A trio of Griffith filmmakersare off to theprestigious Berlin International Film Festival with their graduate documentary, Wolfe.

Wolfe is a short documentary from producer/director Claire Randall, who studied Film and Screen Media at Griffith Film School.

The film was motivated by her own encounter with mental illness as a teenager. It uses interviews and animation to explore a young man’s journey through adolescence with undiagnosed schizophrenia, and his relationship with an imaginary friend, Mister Wolfe.

For Claire, the film was a labour of love.

“I was looking for someone who had a powerful story, and Nick and I were introduced by mutual friends and actually shared a flat together for a few months,” she said.

“I knew it was a big responsibility taking on his story, but I think we handled it respectfully.

“I believe these kinds of films can help other people who are struggling and encourage them to seek help.”

Lachlan Morton, Director of Photography / Animator, said the team had to draw out the intensely personal story.

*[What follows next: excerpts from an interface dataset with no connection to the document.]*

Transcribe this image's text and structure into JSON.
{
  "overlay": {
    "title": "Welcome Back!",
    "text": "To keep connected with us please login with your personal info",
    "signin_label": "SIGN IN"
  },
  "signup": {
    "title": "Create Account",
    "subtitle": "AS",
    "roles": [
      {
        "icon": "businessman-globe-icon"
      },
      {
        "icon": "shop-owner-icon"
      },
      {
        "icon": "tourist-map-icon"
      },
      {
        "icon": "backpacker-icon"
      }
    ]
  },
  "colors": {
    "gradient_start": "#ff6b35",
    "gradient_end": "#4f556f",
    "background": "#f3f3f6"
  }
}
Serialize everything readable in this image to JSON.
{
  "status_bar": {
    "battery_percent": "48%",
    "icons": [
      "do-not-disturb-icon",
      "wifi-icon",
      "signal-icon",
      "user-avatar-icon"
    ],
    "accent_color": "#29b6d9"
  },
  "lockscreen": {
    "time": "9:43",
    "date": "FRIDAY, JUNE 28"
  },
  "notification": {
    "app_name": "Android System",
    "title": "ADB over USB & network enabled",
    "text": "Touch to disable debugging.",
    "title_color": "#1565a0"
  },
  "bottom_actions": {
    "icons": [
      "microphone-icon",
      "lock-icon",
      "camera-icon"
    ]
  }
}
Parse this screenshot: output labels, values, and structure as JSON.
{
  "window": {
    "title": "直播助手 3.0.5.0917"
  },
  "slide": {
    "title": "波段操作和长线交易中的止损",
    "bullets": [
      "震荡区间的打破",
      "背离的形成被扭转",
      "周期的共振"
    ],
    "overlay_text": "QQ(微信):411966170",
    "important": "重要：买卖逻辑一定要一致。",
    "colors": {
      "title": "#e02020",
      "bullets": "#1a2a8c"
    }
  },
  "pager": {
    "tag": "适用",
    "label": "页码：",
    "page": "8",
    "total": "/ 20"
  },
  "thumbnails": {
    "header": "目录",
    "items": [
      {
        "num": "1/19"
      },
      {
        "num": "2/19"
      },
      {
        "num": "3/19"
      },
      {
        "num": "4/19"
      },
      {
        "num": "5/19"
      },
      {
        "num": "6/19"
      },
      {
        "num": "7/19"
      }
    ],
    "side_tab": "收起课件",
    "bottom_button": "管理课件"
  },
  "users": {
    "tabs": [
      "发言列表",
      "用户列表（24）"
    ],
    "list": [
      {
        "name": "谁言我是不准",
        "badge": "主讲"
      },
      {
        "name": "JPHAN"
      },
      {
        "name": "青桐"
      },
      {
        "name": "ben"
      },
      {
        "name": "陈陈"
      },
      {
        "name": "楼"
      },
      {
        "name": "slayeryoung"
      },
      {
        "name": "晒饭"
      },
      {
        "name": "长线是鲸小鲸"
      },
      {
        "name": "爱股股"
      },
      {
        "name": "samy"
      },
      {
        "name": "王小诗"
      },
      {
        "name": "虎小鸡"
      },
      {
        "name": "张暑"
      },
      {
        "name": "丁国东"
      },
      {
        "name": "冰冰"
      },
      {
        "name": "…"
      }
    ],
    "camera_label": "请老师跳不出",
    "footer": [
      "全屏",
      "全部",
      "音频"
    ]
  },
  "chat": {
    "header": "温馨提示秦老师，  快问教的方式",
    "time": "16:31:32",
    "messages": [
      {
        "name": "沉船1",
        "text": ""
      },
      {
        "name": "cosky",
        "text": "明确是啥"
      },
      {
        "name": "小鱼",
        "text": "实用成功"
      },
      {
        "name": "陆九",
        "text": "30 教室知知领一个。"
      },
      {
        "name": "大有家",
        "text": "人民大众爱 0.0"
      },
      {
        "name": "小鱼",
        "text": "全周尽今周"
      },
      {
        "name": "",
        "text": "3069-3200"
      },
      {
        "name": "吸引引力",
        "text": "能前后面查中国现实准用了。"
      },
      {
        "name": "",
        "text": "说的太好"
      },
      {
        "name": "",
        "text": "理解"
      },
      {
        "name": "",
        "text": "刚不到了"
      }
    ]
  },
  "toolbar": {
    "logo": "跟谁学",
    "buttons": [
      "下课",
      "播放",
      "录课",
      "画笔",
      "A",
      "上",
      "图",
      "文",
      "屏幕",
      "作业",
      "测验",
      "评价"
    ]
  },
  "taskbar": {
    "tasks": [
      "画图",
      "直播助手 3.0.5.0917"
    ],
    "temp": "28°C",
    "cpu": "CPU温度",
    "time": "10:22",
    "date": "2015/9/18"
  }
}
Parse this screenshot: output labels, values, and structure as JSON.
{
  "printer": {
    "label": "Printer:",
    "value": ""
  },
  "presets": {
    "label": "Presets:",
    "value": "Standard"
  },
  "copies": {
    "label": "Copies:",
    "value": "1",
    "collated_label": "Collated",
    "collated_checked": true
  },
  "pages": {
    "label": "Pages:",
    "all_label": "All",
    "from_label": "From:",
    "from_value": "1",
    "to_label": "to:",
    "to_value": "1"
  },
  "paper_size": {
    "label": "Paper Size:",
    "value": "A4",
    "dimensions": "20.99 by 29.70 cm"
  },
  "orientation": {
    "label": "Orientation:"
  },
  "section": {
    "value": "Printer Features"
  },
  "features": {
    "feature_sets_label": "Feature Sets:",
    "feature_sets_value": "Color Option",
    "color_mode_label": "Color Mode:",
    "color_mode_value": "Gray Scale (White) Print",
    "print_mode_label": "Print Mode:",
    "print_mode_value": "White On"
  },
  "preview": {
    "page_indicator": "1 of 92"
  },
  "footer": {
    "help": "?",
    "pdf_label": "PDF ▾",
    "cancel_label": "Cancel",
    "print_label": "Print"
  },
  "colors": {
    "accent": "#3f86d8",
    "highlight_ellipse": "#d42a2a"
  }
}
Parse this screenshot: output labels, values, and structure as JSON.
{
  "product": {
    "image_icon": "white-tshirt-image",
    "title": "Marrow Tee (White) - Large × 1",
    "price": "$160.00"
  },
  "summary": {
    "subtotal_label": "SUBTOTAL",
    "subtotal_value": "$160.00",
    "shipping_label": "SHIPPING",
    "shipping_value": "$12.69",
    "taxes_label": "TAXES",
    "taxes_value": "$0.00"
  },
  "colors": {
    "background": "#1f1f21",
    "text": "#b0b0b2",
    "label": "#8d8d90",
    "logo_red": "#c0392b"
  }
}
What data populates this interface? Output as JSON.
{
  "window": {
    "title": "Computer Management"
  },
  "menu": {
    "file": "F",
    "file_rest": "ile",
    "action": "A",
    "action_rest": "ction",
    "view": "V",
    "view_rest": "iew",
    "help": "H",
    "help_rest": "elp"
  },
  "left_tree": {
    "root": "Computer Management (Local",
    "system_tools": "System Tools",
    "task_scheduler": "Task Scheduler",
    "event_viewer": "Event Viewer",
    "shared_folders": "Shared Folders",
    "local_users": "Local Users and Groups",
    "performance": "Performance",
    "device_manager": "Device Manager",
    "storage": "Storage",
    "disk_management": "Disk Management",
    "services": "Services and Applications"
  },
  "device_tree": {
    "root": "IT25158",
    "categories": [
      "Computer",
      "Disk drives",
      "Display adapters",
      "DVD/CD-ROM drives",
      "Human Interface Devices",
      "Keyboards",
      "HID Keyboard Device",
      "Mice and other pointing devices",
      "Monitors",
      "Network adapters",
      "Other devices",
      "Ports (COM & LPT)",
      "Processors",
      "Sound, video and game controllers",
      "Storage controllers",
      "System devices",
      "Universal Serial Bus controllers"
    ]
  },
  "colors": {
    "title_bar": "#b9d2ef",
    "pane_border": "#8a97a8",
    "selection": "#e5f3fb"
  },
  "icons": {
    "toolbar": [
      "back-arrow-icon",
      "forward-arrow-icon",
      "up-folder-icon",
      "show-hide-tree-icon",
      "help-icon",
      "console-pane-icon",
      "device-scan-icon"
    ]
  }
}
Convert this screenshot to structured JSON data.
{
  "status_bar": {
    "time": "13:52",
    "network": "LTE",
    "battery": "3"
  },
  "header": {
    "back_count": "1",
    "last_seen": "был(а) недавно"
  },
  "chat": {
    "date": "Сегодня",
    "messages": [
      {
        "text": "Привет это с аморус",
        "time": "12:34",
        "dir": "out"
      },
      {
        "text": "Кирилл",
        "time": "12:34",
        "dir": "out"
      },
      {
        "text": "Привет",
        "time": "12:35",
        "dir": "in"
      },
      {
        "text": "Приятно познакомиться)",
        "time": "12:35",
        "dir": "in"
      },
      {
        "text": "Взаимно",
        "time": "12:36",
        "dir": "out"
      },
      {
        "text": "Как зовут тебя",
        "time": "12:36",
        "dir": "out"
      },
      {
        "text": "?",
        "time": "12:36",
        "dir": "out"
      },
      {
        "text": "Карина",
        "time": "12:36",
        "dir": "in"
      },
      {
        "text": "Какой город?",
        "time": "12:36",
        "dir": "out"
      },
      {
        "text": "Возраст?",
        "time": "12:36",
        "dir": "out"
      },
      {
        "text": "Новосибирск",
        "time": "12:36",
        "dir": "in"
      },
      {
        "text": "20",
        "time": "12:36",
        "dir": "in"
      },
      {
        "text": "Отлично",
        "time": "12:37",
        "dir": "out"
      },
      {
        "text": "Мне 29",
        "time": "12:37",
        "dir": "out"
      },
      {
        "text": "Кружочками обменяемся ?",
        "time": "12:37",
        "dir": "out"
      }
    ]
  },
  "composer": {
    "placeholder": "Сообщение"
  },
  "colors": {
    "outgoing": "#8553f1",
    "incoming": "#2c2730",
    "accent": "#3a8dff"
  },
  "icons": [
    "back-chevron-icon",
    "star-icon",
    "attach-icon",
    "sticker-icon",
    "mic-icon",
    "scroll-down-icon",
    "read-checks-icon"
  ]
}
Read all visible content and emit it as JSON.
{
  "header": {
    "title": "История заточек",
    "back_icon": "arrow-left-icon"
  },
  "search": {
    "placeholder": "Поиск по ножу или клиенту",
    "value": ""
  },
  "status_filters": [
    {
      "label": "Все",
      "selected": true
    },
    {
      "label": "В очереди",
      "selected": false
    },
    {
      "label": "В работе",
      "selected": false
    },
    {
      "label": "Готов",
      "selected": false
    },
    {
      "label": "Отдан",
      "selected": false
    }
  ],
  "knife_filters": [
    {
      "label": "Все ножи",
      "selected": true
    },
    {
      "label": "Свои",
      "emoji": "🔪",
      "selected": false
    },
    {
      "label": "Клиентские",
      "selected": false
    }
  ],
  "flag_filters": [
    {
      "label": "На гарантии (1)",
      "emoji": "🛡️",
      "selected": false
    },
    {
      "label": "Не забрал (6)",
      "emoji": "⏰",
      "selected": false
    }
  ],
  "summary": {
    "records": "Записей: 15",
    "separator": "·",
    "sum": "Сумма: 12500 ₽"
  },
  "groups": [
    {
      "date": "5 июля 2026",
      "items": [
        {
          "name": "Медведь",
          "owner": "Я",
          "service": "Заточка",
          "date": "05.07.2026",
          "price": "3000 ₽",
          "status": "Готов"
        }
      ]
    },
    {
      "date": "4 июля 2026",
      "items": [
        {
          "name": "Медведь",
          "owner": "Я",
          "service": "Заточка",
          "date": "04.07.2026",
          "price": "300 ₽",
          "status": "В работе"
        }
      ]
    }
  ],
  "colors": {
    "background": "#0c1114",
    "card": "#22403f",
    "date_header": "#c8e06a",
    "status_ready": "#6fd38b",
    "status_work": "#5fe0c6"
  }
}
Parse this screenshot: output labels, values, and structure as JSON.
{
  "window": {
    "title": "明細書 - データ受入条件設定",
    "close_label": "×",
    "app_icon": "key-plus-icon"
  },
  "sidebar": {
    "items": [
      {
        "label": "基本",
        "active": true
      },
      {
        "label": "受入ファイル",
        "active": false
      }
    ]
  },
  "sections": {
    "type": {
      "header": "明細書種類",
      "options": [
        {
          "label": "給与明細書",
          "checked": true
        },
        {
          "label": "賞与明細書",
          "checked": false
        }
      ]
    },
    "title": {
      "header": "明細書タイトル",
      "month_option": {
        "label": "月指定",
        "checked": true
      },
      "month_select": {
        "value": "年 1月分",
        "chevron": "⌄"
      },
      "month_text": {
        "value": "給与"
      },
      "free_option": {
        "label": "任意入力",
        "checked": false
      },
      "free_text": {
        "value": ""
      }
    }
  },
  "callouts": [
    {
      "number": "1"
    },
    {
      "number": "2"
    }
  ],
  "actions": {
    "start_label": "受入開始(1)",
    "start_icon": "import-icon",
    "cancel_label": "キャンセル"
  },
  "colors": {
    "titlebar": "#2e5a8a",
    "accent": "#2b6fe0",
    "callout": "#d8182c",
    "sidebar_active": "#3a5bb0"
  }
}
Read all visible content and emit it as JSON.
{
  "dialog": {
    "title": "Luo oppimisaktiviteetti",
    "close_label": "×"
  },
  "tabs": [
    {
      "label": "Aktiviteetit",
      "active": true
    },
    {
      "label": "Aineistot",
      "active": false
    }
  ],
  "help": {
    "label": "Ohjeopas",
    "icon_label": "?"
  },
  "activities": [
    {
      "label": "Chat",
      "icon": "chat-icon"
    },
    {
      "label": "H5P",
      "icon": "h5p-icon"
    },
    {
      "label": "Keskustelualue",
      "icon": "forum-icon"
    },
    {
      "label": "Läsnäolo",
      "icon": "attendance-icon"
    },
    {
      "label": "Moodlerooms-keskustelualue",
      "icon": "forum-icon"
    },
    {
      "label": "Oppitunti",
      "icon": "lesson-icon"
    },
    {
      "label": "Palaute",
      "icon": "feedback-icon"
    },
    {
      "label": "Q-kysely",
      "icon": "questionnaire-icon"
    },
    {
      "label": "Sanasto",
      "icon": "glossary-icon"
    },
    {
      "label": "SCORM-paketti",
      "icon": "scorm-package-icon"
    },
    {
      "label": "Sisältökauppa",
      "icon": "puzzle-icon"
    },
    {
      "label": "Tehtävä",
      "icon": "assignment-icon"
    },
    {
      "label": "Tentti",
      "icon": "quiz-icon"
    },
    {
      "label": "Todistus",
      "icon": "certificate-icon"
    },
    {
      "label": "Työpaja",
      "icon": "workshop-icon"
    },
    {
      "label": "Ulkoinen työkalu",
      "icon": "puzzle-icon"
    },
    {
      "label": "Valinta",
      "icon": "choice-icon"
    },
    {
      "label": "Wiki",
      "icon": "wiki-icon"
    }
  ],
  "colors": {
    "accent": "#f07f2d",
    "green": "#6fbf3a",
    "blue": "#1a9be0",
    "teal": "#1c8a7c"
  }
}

“I guess the biggest risk was our subject, Nick,” he said.

“How much was he going to give, especially when the camera started rolling?

“It is a very intense, deep story, and I think it was a struggle for Nick, but he really laid everything on the line.”

Producer Shannen Tunnicliffe said the film’s selection for the Berlin International Film Festival was “overwhelming”.

“It’s absolutely amazing,” she said.

Griffith Film and Screen Media lecturer Dr Peter Hegedus said the film’s selection for the Berlin International Film Festival was “huge”.

“To be an undergrad filmmaker and be selected for a festival of this calibre is a massive achievement,” he said.

“It introduces you to the international film making community, it’s an excellent opportunity to make connections and perhaps pitch a new project.

“Claire is a very talented filmmaker. She took out the best director award at Griffith Film School last year, and she is obviously destined for big things.”

The convenor of Griffith Film School’s Bachelor of Film and Screen Media Production, Mr Dean Chircop, said the course was an important training ground for young filmmakers.

“This is a very popular course, and we have been successful at creating a pathway for the next generation of filmmakers,” he said.

“Our final year students produce phenomenal work that is wowing audiences around the world.”